Council Chair Gary Friedmann said the property could be used for employee housing and solar energy generation.
The motion the council passed asked that the land request be added to the bill new Acadia boundary bill “when submitted.” But the bill had already been submitted in both the U.S. House and Senate a few days earlier, on Jan. 10.
It might be possible to amend the House bill, which has to go through the committee process, if 2nd District Rep. Jared Golden agrees that the land transfer provision should be included.
But amending the Senate bill, submitted by Maine Sen. Angus King, would be much more difficult. That bill has been combined with a number of others in an omnibus public lands bill. All of the bills in that package were endorsed by the relevant committees in the last session of Congress, so the entire package can go directly to a vote by the full Senate.
According to congressional staff members, amending the Acadia bill at this point likely would mean it would have to be taken out of the package and resubmitted as a separate bill. That would certainly delay and possibly jeopardize its passage this year.
The parcel of Acadia-owned land in question is 50 acres, according to the Bar Harbor tax assessors’ database, not 40 acres as referenced in the motion the town council passed. The fate of that parcel, which is not adjacent to any other park land and to which there is no public access, has been uncertain for more than 40 years.
The bill that Congress passed in 1986 establishing Acadia’s permanent boundary recognized that the park should contribute to the management of Mount Desert Island’s waste stream. It directed the National Park Service to convey the land to Bar Harbor for the purpose of building a regional solid waste transfer station. The bill also provided that the Department of the Interior would contribute 50 percent, up to $350,000, toward the cost of construction.
But it soon became apparent that, for a number of reasons, the Town Hill site was not suitable for a transfer station.

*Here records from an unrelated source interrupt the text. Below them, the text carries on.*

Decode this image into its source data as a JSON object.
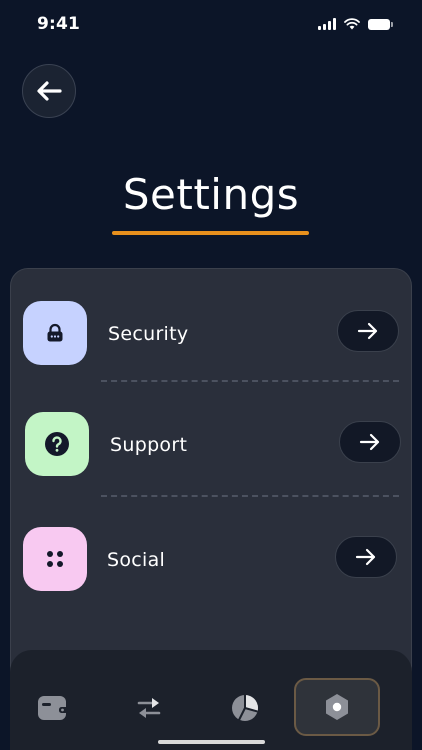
{
  "status_bar": {
    "time": "9:41",
    "icons": [
      "cellular-signal-icon",
      "wifi-icon",
      "battery-icon"
    ]
  },
  "header": {
    "back_icon": "arrow-left-icon",
    "title": "Settings",
    "underline_color": "#e8901d"
  },
  "settings": {
    "items": [
      {
        "label": "Security",
        "icon": "lock-icon",
        "tile_color": "#c6d2ff",
        "action_icon": "arrow-right-icon"
      },
      {
        "label": "Support",
        "icon": "question-circle-icon",
        "tile_color": "#c3f5c6",
        "action_icon": "arrow-right-icon"
      },
      {
        "label": "Social",
        "icon": "four-dots-icon",
        "tile_color": "#f8c9f1",
        "action_icon": "arrow-right-icon"
      }
    ]
  },
  "bottom_nav": {
    "items": [
      {
        "icon": "wallet-icon",
        "active": false
      },
      {
        "icon": "transfer-arrows-icon",
        "active": false
      },
      {
        "icon": "pie-chart-icon",
        "active": false
      },
      {
        "icon": "settings-hexagon-icon",
        "active": true
      }
    ]
  },
  "colors": {
    "background": "#0c1528",
    "card": "#2a2f3b",
    "nav": "#1c212b",
    "accent": "#e8901d"
  }
}
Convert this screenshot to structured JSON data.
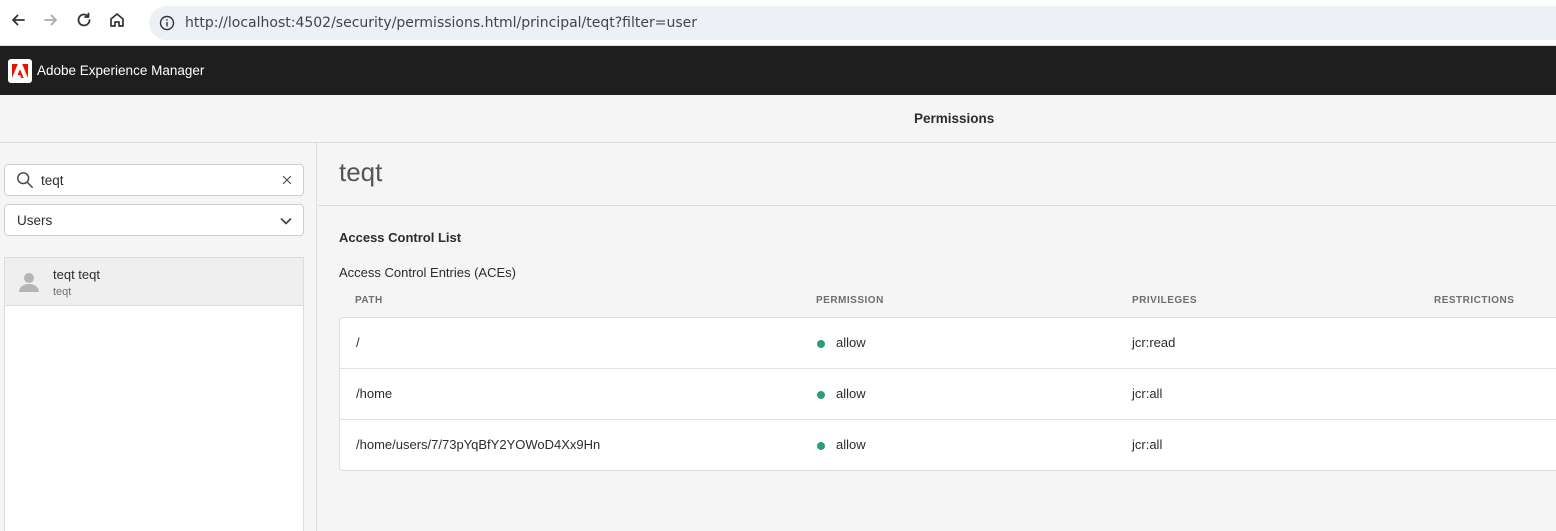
{
  "browser": {
    "url": "http://localhost:4502/security/permissions.html/principal/teqt?filter=user"
  },
  "shell": {
    "product_name": "Adobe Experience Manager",
    "logo_color": "#eb1000"
  },
  "header": {
    "title": "Permissions"
  },
  "sidebar": {
    "search_value": "teqt",
    "filter_selected": "Users",
    "users": [
      {
        "name": "teqt teqt",
        "id": "teqt"
      }
    ]
  },
  "main": {
    "principal": "teqt",
    "acl_heading": "Access Control List",
    "ace_heading": "Access Control Entries (ACEs)",
    "columns": {
      "path": "PATH",
      "permission": "PERMISSION",
      "privileges": "PRIVILEGES",
      "restrictions": "RESTRICTIONS"
    },
    "allow_color": "#2d9d78",
    "rows": [
      {
        "path": "/",
        "permission": "allow",
        "privileges": "jcr:read",
        "restrictions": ""
      },
      {
        "path": "/home",
        "permission": "allow",
        "privileges": "jcr:all",
        "restrictions": ""
      },
      {
        "path": "/home/users/7/73pYqBfY2YOWoD4Xx9Hn",
        "permission": "allow",
        "privileges": "jcr:all",
        "restrictions": ""
      }
    ]
  }
}
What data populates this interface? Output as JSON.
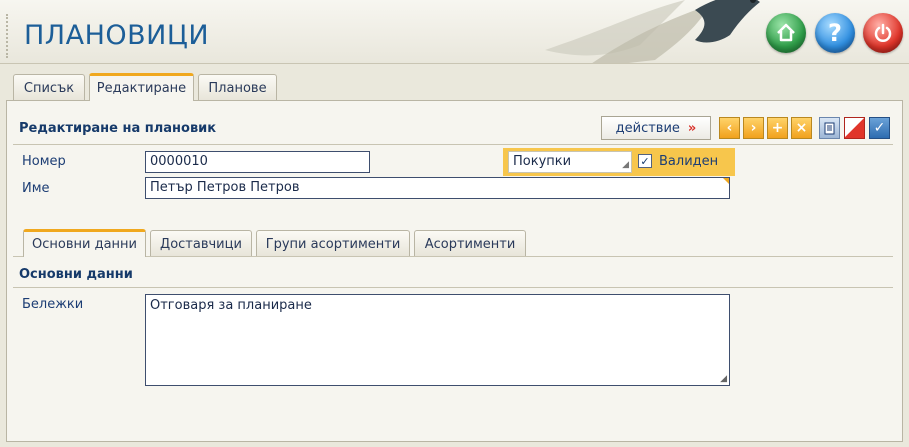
{
  "app": {
    "title": "ПЛАНОВИЦИ"
  },
  "header_buttons": {
    "home": "home-icon",
    "help": "?",
    "power": "power-icon"
  },
  "main_tabs": [
    {
      "label": "Списък"
    },
    {
      "label": "Редактиране"
    },
    {
      "label": "Планове"
    }
  ],
  "form": {
    "title": "Редактиране на плановик",
    "action_label": "действие",
    "action_arrow": "»",
    "toolbar": [
      "chevron-left-icon",
      "chevron-right-icon",
      "plus-icon",
      "delete-x-icon",
      "print-icon",
      "clear-icon",
      "confirm-check-icon"
    ],
    "number_label": "Номер",
    "number_value": "0000010",
    "name_label": "Име",
    "name_value": "Петър Петров Петров",
    "type_value": "Покупки",
    "valid_label": "Валиден",
    "valid_checked": true
  },
  "sub_tabs": [
    {
      "label": "Основни данни"
    },
    {
      "label": "Доставчици"
    },
    {
      "label": "Групи асортименти"
    },
    {
      "label": "Асортименти"
    }
  ],
  "basic": {
    "title": "Основни данни",
    "notes_label": "Бележки",
    "notes_value": "Отговаря за планиране"
  },
  "colors": {
    "accent": "#f0a81e",
    "title_blue": "#1c5e98",
    "background": "#eae8dc"
  }
}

In 2016, then-Rep. Bruce Poliquin granted a request by Tony Smith, chairman of the Acadia Disposal District (ADD), to include in his Acadia boundary clarification bill the removal of restrictions on the use of federal funds authorized 40 years earlier for solid waste management.
A section of Poliquin’s bill would have had the Department of the Interior give $350,000 to “a regional consortium [the ADD] established…for the purpose of improving the management of the disposal and recycling of solid waste…on as well as near Mount Desert Island.”
However, that provision was taken out of the Acadia boundary bill before it passed the House last May and was endorsed by the Senate Committee on Energy and Natural Resources in August.
The idea of asking that the new boundary bill provide for the transfer of Acadia’s Town Hill parcel to Bar Harbor originated with Friedmann, the town council chair.
“Since the solid waste issues at the time of the 1986 park boundary legislation no longer exist, this parcel could be ideal for a combination of park employee housing and solar energy generation,” he said in a Jan. 7 memo to Town Manager Cornell Knight.